Fat-shaming culture must end as part of government's obesity strategy, says caller

27 July 2020, 13:03 | Updated: 27 July 2020, 13:35

By Seán Hickey

James O'Brien was hopeful that the government's obesity strategy can not only help people lose weight, but change the national conversation.

As the government announce a national strategy to tackle obesity, James O'Brien was speaking to Matthew, who began the call insistent on a person's willingness to fight obesity being more important than government intervention.

James was hopeful that the new strategy will "change the nature of the national conversation so that you don't feel hurt and bruised every time obesity is talked about," adding that the current stigma around obesity is anxiety inducing for people who are sensitive to their condition.

Matthew acknowledged James' argument, pointing out that "the amount of people that feel like it's their right to come and give you advice," is staggering.

"It's little things like going out with my friends to a restaurant," that spark anxiety in Matthew, and he told James that he often thinks when going out with friends "what kind of seating have they got?
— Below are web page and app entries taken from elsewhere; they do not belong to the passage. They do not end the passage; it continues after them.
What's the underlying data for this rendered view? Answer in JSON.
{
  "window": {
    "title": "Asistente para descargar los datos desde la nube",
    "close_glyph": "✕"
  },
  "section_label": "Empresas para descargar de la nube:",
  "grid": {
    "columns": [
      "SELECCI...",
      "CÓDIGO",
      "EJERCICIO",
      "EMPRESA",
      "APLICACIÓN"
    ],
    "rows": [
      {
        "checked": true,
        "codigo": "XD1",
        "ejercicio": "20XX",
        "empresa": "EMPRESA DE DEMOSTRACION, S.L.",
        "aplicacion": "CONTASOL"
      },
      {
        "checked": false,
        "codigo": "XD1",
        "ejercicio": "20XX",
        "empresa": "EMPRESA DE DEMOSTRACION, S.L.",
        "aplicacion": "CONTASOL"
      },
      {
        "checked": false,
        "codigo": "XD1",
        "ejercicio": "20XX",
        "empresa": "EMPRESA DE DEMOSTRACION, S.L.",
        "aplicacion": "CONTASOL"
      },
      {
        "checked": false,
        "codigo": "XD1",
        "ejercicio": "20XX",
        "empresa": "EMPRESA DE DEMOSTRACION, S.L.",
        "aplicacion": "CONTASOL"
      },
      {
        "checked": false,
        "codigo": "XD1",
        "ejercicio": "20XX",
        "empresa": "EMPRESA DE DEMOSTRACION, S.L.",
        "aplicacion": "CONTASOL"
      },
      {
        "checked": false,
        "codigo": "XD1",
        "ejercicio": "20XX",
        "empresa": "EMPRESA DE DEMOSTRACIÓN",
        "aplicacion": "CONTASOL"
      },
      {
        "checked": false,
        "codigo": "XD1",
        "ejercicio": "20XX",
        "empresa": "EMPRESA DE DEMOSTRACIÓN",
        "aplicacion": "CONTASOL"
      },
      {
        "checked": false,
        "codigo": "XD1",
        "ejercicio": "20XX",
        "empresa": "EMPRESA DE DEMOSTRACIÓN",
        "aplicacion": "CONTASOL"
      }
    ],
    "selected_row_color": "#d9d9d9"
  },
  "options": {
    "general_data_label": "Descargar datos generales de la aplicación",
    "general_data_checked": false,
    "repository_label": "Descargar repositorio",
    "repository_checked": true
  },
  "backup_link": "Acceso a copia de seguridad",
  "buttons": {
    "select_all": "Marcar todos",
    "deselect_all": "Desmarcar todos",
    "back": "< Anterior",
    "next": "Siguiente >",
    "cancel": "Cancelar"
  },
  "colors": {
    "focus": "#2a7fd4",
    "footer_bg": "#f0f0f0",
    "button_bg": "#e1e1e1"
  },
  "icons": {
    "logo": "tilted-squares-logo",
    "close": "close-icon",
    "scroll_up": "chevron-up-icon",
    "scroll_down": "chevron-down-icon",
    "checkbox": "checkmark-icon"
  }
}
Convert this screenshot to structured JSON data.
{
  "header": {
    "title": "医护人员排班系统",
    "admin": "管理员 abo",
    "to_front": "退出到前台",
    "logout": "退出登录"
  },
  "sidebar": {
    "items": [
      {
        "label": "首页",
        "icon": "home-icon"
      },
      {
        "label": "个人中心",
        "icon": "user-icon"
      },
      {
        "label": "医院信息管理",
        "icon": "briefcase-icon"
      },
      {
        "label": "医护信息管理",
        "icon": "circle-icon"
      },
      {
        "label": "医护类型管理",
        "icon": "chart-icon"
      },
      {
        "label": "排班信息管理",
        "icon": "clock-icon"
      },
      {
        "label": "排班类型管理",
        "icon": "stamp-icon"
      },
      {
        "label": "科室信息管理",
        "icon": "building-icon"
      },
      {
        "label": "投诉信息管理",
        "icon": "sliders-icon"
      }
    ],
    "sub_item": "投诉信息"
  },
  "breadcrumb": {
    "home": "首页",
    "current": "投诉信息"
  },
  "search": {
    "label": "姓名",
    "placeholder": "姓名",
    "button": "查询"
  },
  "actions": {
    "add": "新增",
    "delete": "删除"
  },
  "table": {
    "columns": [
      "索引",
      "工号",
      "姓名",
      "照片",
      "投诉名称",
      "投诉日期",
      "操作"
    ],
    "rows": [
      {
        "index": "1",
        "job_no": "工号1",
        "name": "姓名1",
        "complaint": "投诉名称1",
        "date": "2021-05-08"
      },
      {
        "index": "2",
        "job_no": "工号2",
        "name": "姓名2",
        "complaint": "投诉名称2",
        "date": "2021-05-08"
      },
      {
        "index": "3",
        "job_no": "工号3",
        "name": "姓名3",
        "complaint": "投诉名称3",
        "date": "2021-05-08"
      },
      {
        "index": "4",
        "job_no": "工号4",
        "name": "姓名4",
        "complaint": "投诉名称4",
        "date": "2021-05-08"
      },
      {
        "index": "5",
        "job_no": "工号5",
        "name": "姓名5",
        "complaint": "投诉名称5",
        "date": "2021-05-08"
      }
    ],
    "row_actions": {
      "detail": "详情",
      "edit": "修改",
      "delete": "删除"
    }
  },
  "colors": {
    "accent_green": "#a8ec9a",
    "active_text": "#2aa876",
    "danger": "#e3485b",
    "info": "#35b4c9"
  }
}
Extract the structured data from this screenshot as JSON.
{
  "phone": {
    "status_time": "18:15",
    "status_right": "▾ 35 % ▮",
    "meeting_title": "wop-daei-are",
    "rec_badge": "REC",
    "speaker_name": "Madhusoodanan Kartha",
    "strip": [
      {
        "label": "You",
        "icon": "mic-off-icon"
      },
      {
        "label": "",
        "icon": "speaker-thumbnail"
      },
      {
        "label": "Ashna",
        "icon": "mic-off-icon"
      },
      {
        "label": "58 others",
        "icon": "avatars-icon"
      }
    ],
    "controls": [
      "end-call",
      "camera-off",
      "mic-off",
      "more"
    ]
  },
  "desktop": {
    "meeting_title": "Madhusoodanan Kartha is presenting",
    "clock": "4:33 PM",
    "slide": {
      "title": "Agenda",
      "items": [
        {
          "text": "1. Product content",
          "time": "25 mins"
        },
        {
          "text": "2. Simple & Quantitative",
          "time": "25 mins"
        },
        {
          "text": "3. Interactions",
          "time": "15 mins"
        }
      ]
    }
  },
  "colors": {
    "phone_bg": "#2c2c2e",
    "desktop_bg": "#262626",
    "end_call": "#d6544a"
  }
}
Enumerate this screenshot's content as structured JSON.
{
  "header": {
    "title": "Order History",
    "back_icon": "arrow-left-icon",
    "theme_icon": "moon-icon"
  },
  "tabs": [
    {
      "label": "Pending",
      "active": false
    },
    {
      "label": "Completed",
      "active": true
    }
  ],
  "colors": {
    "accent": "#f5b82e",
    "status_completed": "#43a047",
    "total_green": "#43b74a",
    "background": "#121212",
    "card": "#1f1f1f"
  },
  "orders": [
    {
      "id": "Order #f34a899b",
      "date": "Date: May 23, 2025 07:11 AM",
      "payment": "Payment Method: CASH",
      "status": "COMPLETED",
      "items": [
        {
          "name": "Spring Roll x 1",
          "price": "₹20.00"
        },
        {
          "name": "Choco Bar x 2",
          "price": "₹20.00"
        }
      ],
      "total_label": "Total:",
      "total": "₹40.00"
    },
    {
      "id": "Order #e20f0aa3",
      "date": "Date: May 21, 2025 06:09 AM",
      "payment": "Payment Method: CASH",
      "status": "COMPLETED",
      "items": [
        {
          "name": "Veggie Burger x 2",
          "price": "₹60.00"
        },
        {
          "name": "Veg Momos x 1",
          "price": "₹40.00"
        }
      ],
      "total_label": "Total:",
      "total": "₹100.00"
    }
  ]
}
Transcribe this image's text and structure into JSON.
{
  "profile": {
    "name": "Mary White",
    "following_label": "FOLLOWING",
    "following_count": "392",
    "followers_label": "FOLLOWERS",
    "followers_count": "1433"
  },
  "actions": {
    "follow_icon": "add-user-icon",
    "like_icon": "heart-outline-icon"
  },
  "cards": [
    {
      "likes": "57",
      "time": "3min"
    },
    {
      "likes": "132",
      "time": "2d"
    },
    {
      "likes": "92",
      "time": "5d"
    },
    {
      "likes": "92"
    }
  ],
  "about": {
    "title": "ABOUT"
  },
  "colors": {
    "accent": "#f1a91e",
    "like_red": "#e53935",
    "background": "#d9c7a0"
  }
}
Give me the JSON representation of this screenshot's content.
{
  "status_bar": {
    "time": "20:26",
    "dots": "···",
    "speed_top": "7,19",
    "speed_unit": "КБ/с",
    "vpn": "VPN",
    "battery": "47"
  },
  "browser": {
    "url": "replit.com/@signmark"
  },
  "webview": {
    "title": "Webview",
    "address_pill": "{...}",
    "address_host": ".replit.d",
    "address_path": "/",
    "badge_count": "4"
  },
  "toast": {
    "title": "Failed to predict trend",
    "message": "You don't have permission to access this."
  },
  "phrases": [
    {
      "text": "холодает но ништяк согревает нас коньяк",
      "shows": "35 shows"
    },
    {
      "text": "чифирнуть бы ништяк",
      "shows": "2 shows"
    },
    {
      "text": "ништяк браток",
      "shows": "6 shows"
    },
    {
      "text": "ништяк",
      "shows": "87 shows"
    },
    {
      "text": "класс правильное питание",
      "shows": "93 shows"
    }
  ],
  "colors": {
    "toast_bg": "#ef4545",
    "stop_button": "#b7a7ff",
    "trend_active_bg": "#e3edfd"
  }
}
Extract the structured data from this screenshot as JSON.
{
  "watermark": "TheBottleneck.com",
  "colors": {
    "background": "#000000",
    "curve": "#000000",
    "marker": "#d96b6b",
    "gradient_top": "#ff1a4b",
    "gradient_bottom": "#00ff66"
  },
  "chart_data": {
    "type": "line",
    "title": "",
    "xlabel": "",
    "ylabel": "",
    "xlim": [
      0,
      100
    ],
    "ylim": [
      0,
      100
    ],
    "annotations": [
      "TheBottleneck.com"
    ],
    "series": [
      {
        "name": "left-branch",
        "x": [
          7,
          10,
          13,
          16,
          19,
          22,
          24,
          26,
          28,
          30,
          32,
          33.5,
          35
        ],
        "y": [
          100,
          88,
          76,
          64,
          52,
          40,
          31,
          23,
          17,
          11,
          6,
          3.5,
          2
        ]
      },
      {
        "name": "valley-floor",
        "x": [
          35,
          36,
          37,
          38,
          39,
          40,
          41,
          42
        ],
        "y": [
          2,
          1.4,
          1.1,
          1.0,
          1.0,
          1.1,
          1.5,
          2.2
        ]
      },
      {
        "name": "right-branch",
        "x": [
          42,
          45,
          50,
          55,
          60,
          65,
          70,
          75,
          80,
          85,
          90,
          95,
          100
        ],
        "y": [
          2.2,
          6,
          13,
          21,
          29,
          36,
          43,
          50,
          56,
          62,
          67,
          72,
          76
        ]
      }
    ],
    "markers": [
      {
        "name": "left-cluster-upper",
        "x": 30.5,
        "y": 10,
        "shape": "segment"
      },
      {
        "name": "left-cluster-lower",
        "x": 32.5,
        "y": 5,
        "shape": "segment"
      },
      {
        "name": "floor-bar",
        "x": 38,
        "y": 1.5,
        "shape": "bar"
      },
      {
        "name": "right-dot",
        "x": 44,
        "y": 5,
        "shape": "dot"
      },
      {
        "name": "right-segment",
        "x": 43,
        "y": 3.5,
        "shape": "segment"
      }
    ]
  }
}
Am I going to fit in the seats," and explained the sheer embarrassment of having to explain the situation to staff.

He shed light on the judgement he feels when eating in public, telling James that "you've got people looking at you." "It might be the first burger I've eaten in months but people think 'why aren't you eating a salad?'"

This caller was hopeful that government intervention will help end stigma surrounding obesity
This caller was hopeful that government intervention will help end stigma surrounding obesity. Picture: PA

James compared people's openness in singling out obese people as the conversations you have "as a bloke when you start losing your hair." He clarified that "for me it's mostly funny, but for the fella across the road it might be mortifying, he's going to remortgage his house to get a hair transplant," and he could understand how the caller saw obesity in the same way.

"Fat people – people like me, probably know more about dieting than anyone else, because boy, have we tried it," Matthew said, exposing the pointlessness of people addressing his or other people's obesity.

James summarised the call with Matthew by stating that a person cannot fight obesity alone. "You do need help, it's not all down to you and that's why the phrase nanny state is so deeply evil," he said, backing up that the government's announcement is welcome, important and timely.

"We welcome the change in the tone of the conversation," James said.